15.  …financial or credit history; earnings and wages – Information from credit reporting agencies and employers is included here for disclosure. FICA checks are most common. State Incorporation and licensing information is also subject to disclosure.
16.  …other information to persons who administer claims for Unum, its insurance subsidiaries and duly authorized representation of Unum. – Any other individual working for Unum, at any location, or any department could have access to your claim information. This includes field reps, surveillance teams etc.
17.  …disorders of the immune system including HIV and AIDS – If you have been diagnosed with AIDS or HIV, this authorization grants permission to obtain medical information.
18.  …use of drugs and alcohol mental and physical history, condition, device or treatment (but not psychotherapy notes) – Any diagnosis or treatment at a mental health facility is subject to disclosure. The only thing Unum is NOT entitled to are actual psychotherapy notes.
While it is fair to say all disability insurers have the right to obtain information about 1) your occupation; 2) your earnings; and 3) your medical history for your claimed disability only, they also do NOT have the right to obtain information you wish to keep as Protected Health Information (“PHI”) under the HIPAA statutes. Most insurance “Authorizations” also contain the following statement, “ I further understand that the information is subject to redisclosure and might not be protected by certain federal regulations governing the privacy of health information (HIPAA). In other words, ONCE IT’S OUT THERE, IT’S OUT THERE, and it is no longer protected as Private Health Information.
Disability insurers have the right to investigate the extent of your disability and how it prevents you from performing your material and substantial duties of the occupation. Preventing or withholding of pertinent and relevant information is not in any insureds best interest since the insurance company will claim you prejudiced their investigation. However, Authorizations requested by most disability insurers are designed to permit disclosure of information that goes way beyond the investigative claim review process.

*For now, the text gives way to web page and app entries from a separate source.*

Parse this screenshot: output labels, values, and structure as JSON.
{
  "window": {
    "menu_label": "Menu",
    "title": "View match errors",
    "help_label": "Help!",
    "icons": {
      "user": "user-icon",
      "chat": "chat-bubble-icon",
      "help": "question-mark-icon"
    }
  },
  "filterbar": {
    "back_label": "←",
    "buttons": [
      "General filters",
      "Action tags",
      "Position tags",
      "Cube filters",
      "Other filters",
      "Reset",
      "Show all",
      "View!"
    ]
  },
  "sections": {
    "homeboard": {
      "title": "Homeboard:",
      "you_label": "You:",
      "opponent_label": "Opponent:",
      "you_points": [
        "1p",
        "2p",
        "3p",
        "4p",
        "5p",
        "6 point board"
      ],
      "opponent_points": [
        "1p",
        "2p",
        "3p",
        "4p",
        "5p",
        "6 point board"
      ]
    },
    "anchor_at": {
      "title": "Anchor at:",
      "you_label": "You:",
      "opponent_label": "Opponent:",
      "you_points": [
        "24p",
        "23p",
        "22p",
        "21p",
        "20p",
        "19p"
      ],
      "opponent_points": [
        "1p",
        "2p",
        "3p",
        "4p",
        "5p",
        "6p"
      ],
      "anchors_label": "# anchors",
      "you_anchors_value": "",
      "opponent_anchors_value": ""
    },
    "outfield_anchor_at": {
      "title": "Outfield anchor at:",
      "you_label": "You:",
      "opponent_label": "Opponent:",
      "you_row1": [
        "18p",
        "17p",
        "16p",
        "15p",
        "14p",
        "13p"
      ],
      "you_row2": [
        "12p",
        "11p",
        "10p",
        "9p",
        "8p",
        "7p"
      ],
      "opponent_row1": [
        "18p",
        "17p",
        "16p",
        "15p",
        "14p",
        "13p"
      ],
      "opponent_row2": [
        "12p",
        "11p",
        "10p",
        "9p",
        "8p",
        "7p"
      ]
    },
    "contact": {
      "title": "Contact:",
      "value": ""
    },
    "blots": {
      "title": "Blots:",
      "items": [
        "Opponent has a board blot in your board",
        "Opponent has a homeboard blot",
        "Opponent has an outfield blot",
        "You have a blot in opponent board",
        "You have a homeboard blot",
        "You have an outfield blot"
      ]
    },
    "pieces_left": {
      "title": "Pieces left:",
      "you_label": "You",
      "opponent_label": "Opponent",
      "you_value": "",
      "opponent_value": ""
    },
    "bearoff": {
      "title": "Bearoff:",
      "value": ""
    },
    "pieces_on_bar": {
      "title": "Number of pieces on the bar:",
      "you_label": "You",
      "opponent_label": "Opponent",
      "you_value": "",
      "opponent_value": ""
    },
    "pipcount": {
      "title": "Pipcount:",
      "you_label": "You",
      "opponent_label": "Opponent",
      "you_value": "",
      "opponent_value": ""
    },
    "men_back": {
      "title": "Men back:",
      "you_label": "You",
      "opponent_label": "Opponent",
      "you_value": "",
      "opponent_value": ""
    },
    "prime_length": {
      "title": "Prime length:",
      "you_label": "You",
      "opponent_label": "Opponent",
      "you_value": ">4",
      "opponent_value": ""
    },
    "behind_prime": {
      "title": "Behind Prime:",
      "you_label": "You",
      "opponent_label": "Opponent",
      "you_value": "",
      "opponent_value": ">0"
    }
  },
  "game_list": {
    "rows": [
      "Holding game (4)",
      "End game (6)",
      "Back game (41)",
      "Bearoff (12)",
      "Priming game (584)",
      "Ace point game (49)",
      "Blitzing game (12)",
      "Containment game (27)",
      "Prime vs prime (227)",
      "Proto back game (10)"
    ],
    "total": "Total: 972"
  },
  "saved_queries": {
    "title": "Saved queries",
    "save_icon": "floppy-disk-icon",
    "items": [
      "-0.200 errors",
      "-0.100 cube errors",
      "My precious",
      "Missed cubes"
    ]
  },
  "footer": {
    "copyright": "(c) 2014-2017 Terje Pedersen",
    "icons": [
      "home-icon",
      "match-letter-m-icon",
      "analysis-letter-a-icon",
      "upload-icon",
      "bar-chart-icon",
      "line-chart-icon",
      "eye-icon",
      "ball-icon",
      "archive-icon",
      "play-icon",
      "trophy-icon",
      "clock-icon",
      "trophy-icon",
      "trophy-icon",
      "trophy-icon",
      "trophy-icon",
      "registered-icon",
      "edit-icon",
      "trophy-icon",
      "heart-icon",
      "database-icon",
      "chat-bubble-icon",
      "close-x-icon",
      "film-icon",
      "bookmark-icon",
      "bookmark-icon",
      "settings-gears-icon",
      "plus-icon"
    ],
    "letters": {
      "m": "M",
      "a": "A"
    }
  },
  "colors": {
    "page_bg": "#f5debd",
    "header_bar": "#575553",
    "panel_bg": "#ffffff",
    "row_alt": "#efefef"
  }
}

At DCS we sign physician and physician specific HIPAA approved authorizations which allow the insurer to obtain medical, employment and earnings information it needs, but at the same time protects the insured from opening the door to unfounded credibility and medical information leaks. We strongly recommend to readers who are not DCS clients that they read Authorizations carefully and make informed decisions about the signing of these documents.
As always, if you have any questions concerning this issue, please feel free to contact us.